In the United States, opioid addiction is an epidemic. We are all to familiar with stories of an over-prescription of pain killers leading to addiction but our fear of opioids is also causing millions to suffer in pain.
Michael Plant, a PhD candidate at the University of Oxford, addresses the under-prescription of opioids in middle- and low-income countries:
The World Health Organisation estimates that 40 million people are in need of palliative care every year and of those who need it, only 14 percent receive the care.
Access to essential pain relief is distorted. A Lancet 2017 study reported that the United States has access to 31 times as much pain relief needed by patients while Haiti receives less than one percent of what is needed. According to the study, 25 million people die in pain every year without access to pain relief.

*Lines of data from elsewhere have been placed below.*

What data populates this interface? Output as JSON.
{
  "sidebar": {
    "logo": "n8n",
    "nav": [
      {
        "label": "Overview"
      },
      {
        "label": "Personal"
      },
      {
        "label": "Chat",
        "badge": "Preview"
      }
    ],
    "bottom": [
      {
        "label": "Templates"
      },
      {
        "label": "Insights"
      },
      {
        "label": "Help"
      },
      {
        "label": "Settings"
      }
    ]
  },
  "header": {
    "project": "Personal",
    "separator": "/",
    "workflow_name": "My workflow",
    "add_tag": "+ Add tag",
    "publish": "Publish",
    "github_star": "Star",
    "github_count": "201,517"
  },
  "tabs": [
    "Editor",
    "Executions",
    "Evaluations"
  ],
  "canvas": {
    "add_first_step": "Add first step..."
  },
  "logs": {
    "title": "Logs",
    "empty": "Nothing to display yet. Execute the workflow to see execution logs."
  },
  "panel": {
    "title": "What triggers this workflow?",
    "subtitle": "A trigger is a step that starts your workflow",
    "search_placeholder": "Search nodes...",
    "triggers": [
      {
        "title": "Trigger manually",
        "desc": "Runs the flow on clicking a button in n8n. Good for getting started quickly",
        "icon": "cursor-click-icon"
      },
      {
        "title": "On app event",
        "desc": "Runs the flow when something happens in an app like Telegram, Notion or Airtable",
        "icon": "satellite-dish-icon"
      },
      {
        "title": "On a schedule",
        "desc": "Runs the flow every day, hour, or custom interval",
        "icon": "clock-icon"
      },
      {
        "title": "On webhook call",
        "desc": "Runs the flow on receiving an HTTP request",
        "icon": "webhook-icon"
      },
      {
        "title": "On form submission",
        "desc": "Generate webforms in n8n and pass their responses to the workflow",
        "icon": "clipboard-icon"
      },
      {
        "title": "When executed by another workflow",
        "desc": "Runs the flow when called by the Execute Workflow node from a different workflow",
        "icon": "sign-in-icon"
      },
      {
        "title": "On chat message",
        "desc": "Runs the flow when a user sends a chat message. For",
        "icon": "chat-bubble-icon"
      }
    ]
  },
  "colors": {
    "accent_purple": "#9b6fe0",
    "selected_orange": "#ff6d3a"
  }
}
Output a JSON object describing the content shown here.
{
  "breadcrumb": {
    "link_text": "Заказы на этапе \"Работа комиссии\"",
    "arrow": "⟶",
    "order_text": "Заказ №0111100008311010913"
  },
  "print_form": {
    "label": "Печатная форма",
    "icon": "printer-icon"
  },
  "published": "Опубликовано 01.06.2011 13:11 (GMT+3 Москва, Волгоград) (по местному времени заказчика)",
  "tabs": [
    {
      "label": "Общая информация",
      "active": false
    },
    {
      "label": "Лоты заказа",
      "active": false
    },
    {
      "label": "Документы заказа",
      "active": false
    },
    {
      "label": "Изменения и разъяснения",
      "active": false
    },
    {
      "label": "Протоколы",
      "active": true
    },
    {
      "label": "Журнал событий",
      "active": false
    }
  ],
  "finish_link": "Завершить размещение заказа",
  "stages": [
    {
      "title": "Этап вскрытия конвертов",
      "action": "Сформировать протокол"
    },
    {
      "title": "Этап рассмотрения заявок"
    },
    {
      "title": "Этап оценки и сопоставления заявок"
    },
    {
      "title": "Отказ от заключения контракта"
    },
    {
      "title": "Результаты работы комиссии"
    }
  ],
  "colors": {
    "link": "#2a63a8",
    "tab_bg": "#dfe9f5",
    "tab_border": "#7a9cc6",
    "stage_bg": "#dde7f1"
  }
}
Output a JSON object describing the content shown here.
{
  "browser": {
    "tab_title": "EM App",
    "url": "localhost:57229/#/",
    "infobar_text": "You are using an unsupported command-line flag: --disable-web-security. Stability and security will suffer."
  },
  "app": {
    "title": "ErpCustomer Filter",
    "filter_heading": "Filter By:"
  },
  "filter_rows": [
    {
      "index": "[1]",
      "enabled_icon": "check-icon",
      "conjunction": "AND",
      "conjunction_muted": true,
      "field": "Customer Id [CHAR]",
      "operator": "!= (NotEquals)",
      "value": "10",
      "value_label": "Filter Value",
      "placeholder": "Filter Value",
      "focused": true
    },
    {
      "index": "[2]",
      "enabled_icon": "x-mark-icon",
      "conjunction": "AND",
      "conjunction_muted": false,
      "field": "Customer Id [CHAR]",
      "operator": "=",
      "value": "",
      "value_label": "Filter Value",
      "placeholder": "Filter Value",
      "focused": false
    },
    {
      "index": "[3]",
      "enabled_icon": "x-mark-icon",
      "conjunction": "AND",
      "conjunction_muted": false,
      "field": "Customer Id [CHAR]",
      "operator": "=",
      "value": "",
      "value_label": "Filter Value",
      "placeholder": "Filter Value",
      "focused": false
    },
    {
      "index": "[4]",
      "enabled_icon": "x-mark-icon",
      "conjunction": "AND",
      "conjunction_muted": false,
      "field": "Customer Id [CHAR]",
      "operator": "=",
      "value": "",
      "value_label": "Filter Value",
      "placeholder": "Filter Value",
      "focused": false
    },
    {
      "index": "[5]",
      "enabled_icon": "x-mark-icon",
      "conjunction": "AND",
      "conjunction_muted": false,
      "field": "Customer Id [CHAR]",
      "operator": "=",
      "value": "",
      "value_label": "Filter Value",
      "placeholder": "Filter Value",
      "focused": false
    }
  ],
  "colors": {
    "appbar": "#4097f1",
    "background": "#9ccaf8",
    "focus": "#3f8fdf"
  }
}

More shocking is that the issue here isn’t money. It’s policy. Restrictive regulations fueled by a fear of unintended opioid use and lack of awareness are building barriers for people who desperately need pain relief to receive it. Countries have a tough balancing act of insuring necessary access to pain relief while avoiding an abuse crisis.
Uganda answers this balancing act by distributing bottles of morphine diluted in water to help prevent addiction. A person would have to drink gallons to get high. As reported in the New York Times, these bottles are given to those in need by a private charity, Treat the Pain and the government absorbs the cost so it is free for patients.
This isn’t a new solution, Treat the Pain partnered with Hospice Africa, started distributing oral morphine solutions in 2011. Uganda has ranked 35th out of 80 countries and second in Africa in the 2015 Quality of Death Index from the Economist Intelligence Unit. So why aren’t other countries following suit? Uganda is inspiring laws and policies for several countries but the low-cost solution is not popular largely because of lack of awareness and infrastructure and frustratingly because of the fear of the word 'opioid'.